**EXERCISE BRIEF:** Locate the string "Standard" in the listing below. Copy every line where it is found.

**AVAILABLE DATA:**
%%
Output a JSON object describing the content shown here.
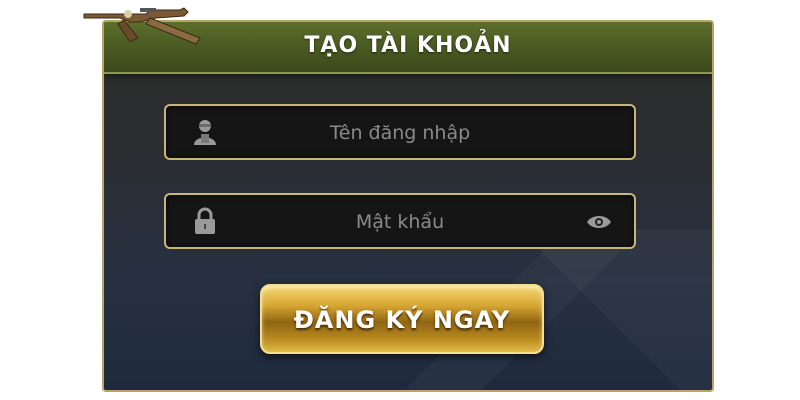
{
  "dialog": {
    "title": "TẠO TÀI KHOẢN"
  },
  "fields": {
    "username": {
      "placeholder": "Tên đăng nhập",
      "icon": "user-icon"
    },
    "password": {
      "placeholder": "Mật khẩu",
      "icon": "lock-icon",
      "toggle_icon": "eye-icon"
    }
  },
  "submit": {
    "label": "ĐĂNG KÝ NGAY"
  },
  "decoration": {
    "icon": "rifle-decoration-icon"
  },
  "colors": {
    "header": "#4a5a22",
    "border": "#c8b679",
    "button_gold": "#d6a532",
    "panel": "#2b2d31"
  }
}
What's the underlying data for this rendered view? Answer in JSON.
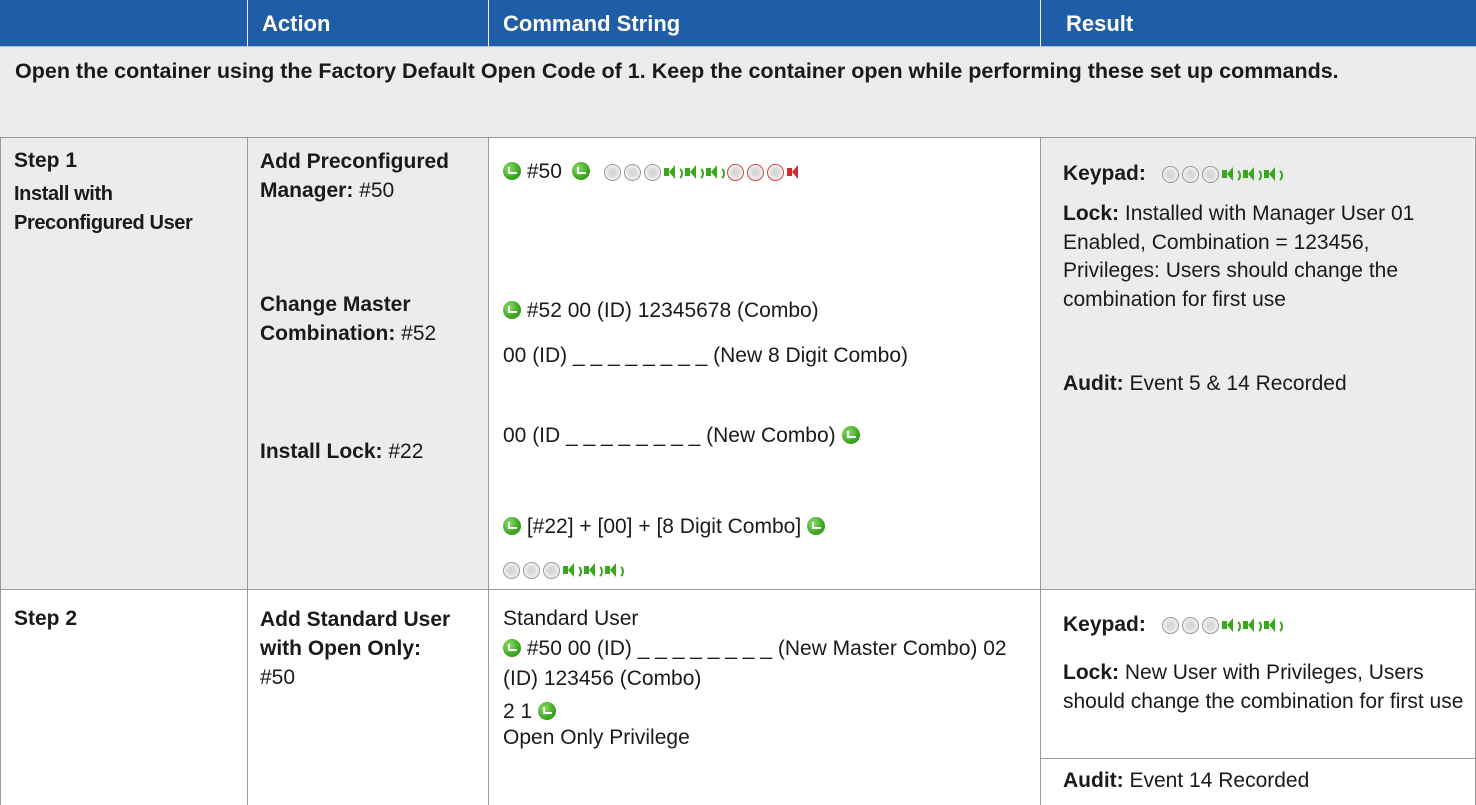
{
  "header": {
    "col1": "",
    "col2": "Action",
    "col3": "Command String",
    "col4": "Result"
  },
  "intro": "Open the container using the Factory Default Open Code of 1.  Keep the container open while performing these set up commands.",
  "rows": [
    {
      "step_label": "Step 1",
      "step_sub": "Install with Preconfigured User",
      "actions": [
        {
          "label": "Add Preconfigured Manager:",
          "code": "#50"
        },
        {
          "label": "Change Master Combination:",
          "code": "#52"
        },
        {
          "label": "Install Lock:",
          "code": "#22"
        }
      ],
      "commands": {
        "line1": "#50",
        "line2": "#52 00 (ID) 12345678 (Combo)",
        "line3": "00 (ID) _ _ _ _ _ _ _ _ (New 8 Digit Combo)",
        "line4": "00 (ID _ _ _ _ _ _ _ _ (New Combo)",
        "line5": "[#22] + [00] + [8 Digit Combo]"
      },
      "result": {
        "keypad_label": "Keypad:",
        "lock_label": "Lock:",
        "lock_text": "Installed with Manager User 01 Enabled, Combination = 123456, Privileges: Users should change the combination for first use",
        "audit_label": "Audit:",
        "audit_text": "Event 5 & 14 Recorded"
      }
    },
    {
      "step_label": "Step 2",
      "actions": [
        {
          "label": "Add Standard User with Open Only:",
          "code": "#50"
        }
      ],
      "commands": {
        "line1": "Standard User",
        "line2": "#50  00 (ID) _ _ _ _ _ _ _ _ (New Master Combo) 02 (ID)  123456 (Combo)",
        "line3": "2  1",
        "line4": "Open Only Privilege"
      },
      "result": {
        "keypad_label": "Keypad:",
        "lock_label": "Lock:",
        "lock_text": "New User with Privileges, Users should change the combination for first use",
        "audit_label": "Audit:",
        "audit_text": "Event 14 Recorded"
      }
    }
  ],
  "icons": {
    "enter": "green-enter-icon",
    "keypress": "keypress-icon",
    "beep_ok": "green-beep-icon",
    "beep_err": "red-beep-icon"
  },
  "colors": {
    "header_bg": "#1f5da6",
    "shade": "#ececec",
    "ok_green": "#3aa71f",
    "err_red": "#d42a2a"
  }
}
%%
**SOLUTION TO THE PROBLEM:**
          "label": "Add Standard User with Open Only:",
        "line1": "Standard User",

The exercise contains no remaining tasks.